_What this task involves_. The response must be a precise copy of the records that follow.

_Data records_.
^^^^^^^^^^^^^^^^

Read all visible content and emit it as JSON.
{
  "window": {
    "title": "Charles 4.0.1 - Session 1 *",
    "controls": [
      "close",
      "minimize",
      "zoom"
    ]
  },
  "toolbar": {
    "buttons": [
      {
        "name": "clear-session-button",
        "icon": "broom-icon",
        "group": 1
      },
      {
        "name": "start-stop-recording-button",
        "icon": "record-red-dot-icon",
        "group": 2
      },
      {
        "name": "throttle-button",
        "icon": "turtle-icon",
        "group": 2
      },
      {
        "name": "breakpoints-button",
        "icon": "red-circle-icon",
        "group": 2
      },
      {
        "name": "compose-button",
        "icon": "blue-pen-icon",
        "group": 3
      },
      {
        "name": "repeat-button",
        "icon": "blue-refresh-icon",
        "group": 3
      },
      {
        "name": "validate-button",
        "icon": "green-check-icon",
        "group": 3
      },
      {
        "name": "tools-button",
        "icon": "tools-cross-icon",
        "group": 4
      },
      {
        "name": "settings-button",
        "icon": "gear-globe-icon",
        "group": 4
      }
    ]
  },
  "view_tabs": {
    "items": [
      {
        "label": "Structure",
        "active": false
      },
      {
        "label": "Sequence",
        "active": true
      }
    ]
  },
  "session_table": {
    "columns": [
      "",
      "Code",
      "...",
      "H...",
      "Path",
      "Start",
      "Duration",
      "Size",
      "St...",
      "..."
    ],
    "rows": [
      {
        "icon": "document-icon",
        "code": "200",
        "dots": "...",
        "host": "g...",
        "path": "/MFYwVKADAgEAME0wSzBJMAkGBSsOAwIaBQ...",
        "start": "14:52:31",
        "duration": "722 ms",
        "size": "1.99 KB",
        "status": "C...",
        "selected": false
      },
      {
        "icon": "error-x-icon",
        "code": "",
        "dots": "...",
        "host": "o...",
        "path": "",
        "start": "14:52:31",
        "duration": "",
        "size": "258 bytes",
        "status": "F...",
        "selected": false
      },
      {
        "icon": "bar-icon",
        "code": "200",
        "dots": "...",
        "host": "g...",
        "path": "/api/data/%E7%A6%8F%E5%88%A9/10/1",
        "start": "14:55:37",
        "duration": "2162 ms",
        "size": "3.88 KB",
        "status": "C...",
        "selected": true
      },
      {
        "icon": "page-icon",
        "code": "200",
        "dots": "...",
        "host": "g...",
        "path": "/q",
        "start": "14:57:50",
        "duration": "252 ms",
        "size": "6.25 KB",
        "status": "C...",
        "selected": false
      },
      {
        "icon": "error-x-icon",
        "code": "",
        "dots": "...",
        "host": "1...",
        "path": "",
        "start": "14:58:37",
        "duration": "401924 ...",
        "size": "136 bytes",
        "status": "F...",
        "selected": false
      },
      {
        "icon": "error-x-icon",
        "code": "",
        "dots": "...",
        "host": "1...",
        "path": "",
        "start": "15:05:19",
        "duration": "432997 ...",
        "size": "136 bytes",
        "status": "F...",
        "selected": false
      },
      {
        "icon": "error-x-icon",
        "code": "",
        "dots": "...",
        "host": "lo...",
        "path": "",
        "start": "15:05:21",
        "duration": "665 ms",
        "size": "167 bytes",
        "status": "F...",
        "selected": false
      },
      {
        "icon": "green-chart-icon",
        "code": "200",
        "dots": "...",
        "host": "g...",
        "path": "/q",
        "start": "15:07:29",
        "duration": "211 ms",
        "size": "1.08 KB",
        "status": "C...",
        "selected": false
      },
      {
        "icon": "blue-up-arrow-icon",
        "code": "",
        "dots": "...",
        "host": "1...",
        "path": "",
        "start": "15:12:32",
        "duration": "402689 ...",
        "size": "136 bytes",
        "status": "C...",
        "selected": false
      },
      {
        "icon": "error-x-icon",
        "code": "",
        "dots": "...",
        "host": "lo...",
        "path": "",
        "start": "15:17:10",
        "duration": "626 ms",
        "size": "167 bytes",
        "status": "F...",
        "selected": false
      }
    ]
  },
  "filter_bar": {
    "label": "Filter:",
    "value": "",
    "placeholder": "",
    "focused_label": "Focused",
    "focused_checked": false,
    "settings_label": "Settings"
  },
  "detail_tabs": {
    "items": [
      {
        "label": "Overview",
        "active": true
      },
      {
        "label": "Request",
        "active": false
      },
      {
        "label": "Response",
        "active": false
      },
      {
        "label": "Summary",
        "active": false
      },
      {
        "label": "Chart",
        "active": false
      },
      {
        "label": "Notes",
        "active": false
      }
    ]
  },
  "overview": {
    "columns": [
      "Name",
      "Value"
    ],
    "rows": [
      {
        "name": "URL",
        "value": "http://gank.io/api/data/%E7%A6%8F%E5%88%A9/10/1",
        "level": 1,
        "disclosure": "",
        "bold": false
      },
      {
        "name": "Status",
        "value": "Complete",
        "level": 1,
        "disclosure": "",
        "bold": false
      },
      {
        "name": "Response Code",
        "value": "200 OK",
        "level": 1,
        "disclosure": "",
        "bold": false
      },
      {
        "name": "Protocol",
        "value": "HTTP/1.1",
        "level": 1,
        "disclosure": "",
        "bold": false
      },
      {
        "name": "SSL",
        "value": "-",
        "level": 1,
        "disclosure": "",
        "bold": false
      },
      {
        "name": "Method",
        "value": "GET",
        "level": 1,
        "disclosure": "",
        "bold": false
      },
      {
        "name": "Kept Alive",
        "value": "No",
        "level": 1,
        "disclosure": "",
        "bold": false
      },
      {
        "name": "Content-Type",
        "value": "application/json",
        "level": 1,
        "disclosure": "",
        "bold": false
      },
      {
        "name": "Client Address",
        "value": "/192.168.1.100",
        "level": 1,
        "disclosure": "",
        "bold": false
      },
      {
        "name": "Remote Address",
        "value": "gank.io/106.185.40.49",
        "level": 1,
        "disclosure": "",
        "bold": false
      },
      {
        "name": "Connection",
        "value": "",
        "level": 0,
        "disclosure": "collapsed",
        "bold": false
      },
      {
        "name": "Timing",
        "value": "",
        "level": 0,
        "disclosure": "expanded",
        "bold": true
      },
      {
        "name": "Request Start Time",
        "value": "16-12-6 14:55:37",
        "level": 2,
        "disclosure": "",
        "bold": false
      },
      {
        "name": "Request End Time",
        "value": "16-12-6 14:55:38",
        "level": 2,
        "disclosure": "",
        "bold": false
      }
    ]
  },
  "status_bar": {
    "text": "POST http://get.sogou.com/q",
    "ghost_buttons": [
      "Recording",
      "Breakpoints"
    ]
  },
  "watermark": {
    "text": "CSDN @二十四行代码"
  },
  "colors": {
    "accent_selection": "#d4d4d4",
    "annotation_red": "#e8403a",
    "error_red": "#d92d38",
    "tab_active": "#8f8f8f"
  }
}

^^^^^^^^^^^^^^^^

_Solution to this task_.
Read all visible content and emit it as JSON.
{
  "window": {
    "title": "Charles 4.0.1 - Session 1 *",
    "controls": [
      "close",
      "minimize",
      "zoom"
    ]
  },
  "toolbar": {
    "buttons": [
      {
        "name": "clear-session-button",
        "icon": "broom-icon",
        "group": 1
      },
      {
        "name": "start-stop-recording-button",
        "icon": "record-red-dot-icon",
        "group": 2
      },
      {
        "name": "throttle-button",
        "icon": "turtle-icon",
        "group": 2
      },
      {
        "name": "breakpoints-button",
        "icon": "red-circle-icon",
        "group": 2
      },
      {
        "name": "compose-button",
        "icon": "blue-pen-icon",
        "group": 3
      },
      {
        "name": "repeat-button",
        "icon": "blue-refresh-icon",
        "group": 3
      },
      {
        "name": "validate-button",
        "icon": "green-check-icon",
        "group": 3
      },
      {
        "name": "tools-button",
        "icon": "tools-cross-icon",
        "group": 4
      },
      {
        "name": "settings-button",
        "icon": "gear-globe-icon",
        "group": 4
      }
    ]
  },
  "view_tabs": {
    "items": [
      {
        "label": "Structure",
        "active": false
      },
      {
        "label": "Sequence",
        "active": true
      }
    ]
  },
  "session_table": {
    "columns": [
      "",
      "Code",
      "...",
      "H...",
      "Path",
      "Start",
      "Duration",
      "Size",
      "St...",
      "..."
    ],
    "rows": [
      {
        "icon": "document-icon",
        "code": "200",
        "dots": "...",
        "host": "g...",
        "path": "/MFYwVKADAgEAME0wSzBJMAkGBSsOAwIaBQ...",
        "start": "14:52:31",
        "duration": "722 ms",
        "size": "1.99 KB",
        "status": "C...",
        "selected": false
      },
      {
        "icon": "error-x-icon",
        "code": "",
        "dots": "...",
        "host": "o...",
        "path": "",
        "start": "14:52:31",
        "duration": "",
        "size": "258 bytes",
        "status": "F...",
        "selected": false
      },
      {
        "icon": "bar-icon",
        "code": "200",
        "dots": "...",
        "host": "g...",
        "path": "/api/data/%E7%A6%8F%E5%88%A9/10/1",
        "start": "14:55:37",
        "duration": "2162 ms",
        "size": "3.88 KB",
        "status": "C...",
        "selected": true
      },
      {
        "icon": "page-icon",
        "code": "200",
        "dots": "...",
        "host": "g...",
        "path": "/q",
        "start": "14:57:50",
        "duration": "252 ms",
        "size": "6.25 KB",
        "status": "C...",
        "selected": false
      },
      {
        "icon": "error-x-icon",
        "code": "",
        "dots": "...",
        "host": "1...",
        "path": "",
        "start": "14:58:37",
        "duration": "401924 ...",
        "size": "136 bytes",
        "status": "F...",
        "selected": false
      },
      {
        "icon": "error-x-icon",
        "code": "",
        "dots": "...",
        "host": "1...",
        "path": "",
        "start": "15:05:19",
        "duration": "432997 ...",
        "size": "136 bytes",
        "status": "F...",
        "selected": false
      },
      {
        "icon": "error-x-icon",
        "code": "",
        "dots": "...",
        "host": "lo...",
        "path": "",
        "start": "15:05:21",
        "duration": "665 ms",
        "size": "167 bytes",
        "status": "F...",
        "selected": false
      },
      {
        "icon": "green-chart-icon",
        "code": "200",
        "dots": "...",
        "host": "g...",
        "path": "/q",
        "start": "15:07:29",
        "duration": "211 ms",
        "size": "1.08 KB",
        "status": "C...",
        "selected": false
      },
      {
        "icon": "blue-up-arrow-icon",
        "code": "",
        "dots": "...",
        "host": "1...",
        "path": "",
        "start": "15:12:32",
        "duration": "402689 ...",
        "size": "136 bytes",
        "status": "C...",
        "selected": false
      },
      {
        "icon": "error-x-icon",
        "code": "",
        "dots": "...",
        "host": "lo...",
        "path": "",
        "start": "15:17:10",
        "duration": "626 ms",
        "size": "167 bytes",
        "status": "F...",
        "selected": false
      }
    ]
  },
  "filter_bar": {
    "label": "Filter:",
    "value": "",
    "placeholder": "",
    "focused_label": "Focused",
    "focused_checked": false,
    "settings_label": "Settings"
  },
  "detail_tabs": {
    "items": [
      {
        "label": "Overview",
        "active": true
      },
      {
        "label": "Request",
        "active": false
      },
      {
        "label": "Response",
        "active": false
      },
      {
        "label": "Summary",
        "active": false
      },
      {
        "label": "Chart",
        "active": false
      },
      {
        "label": "Notes",
        "active": false
      }
    ]
  },
  "overview": {
    "columns": [
      "Name",
      "Value"
    ],
    "rows": [
      {
        "name": "URL",
        "value": "http://gank.io/api/data/%E7%A6%8F%E5%88%A9/10/1",
        "level": 1,
        "disclosure": "",
        "bold": false
      },
      {
        "name": "Status",
        "value": "Complete",
        "level": 1,
        "disclosure": "",
        "bold": false
      },
      {
        "name": "Response Code",
        "value": "200 OK",
        "level": 1,
        "disclosure": "",
        "bold": false
      },
      {
        "name": "Protocol",
        "value": "HTTP/1.1",
        "level": 1,
        "disclosure": "",
        "bold": false
      },
      {
        "name": "SSL",
        "value": "-",
        "level": 1,
        "disclosure": "",
        "bold": false
      },
      {
        "name": "Method",
        "value": "GET",
        "level": 1,
        "disclosure": "",
        "bold": false
      },
      {
        "name": "Kept Alive",
        "value": "No",
        "level": 1,
        "disclosure": "",
        "bold": false
      },
      {
        "name": "Content-Type",
        "value": "application/json",
        "level": 1,
        "disclosure": "",
        "bold": false
      },
      {
        "name": "Client Address",
        "value": "/192.168.1.100",
        "level": 1,
        "disclosure": "",
        "bold": false
      },
      {
        "name": "Remote Address",
        "value": "gank.io/106.185.40.49",
        "level": 1,
        "disclosure": "",
        "bold": false
      },
      {
        "name": "Connection",
        "value": "",
        "level": 0,
        "disclosure": "collapsed",
        "bold": false
      },
      {
        "name": "Timing",
        "value": "",
        "level": 0,
        "disclosure": "expanded",
        "bold": true
      },
      {
        "name": "Request Start Time",
        "value": "16-12-6 14:55:37",
        "level": 2,
        "disclosure": "",
        "bold": false
      },
      {
        "name": "Request End Time",
        "value": "16-12-6 14:55:38",
        "level": 2,
        "disclosure": "",
        "bold": false
      }
    ]
  },
  "status_bar": {
    "text": "POST http://get.sogou.com/q",
    "ghost_buttons": [
      "Recording",
      "Breakpoints"
    ]
  },
  "watermark": {
    "text": "CSDN @二十四行代码"
  },
  "colors": {
    "accent_selection": "#d4d4d4",
    "annotation_red": "#e8403a",
    "error_red": "#d92d38",
    "tab_active": "#8f8f8f"
  }
}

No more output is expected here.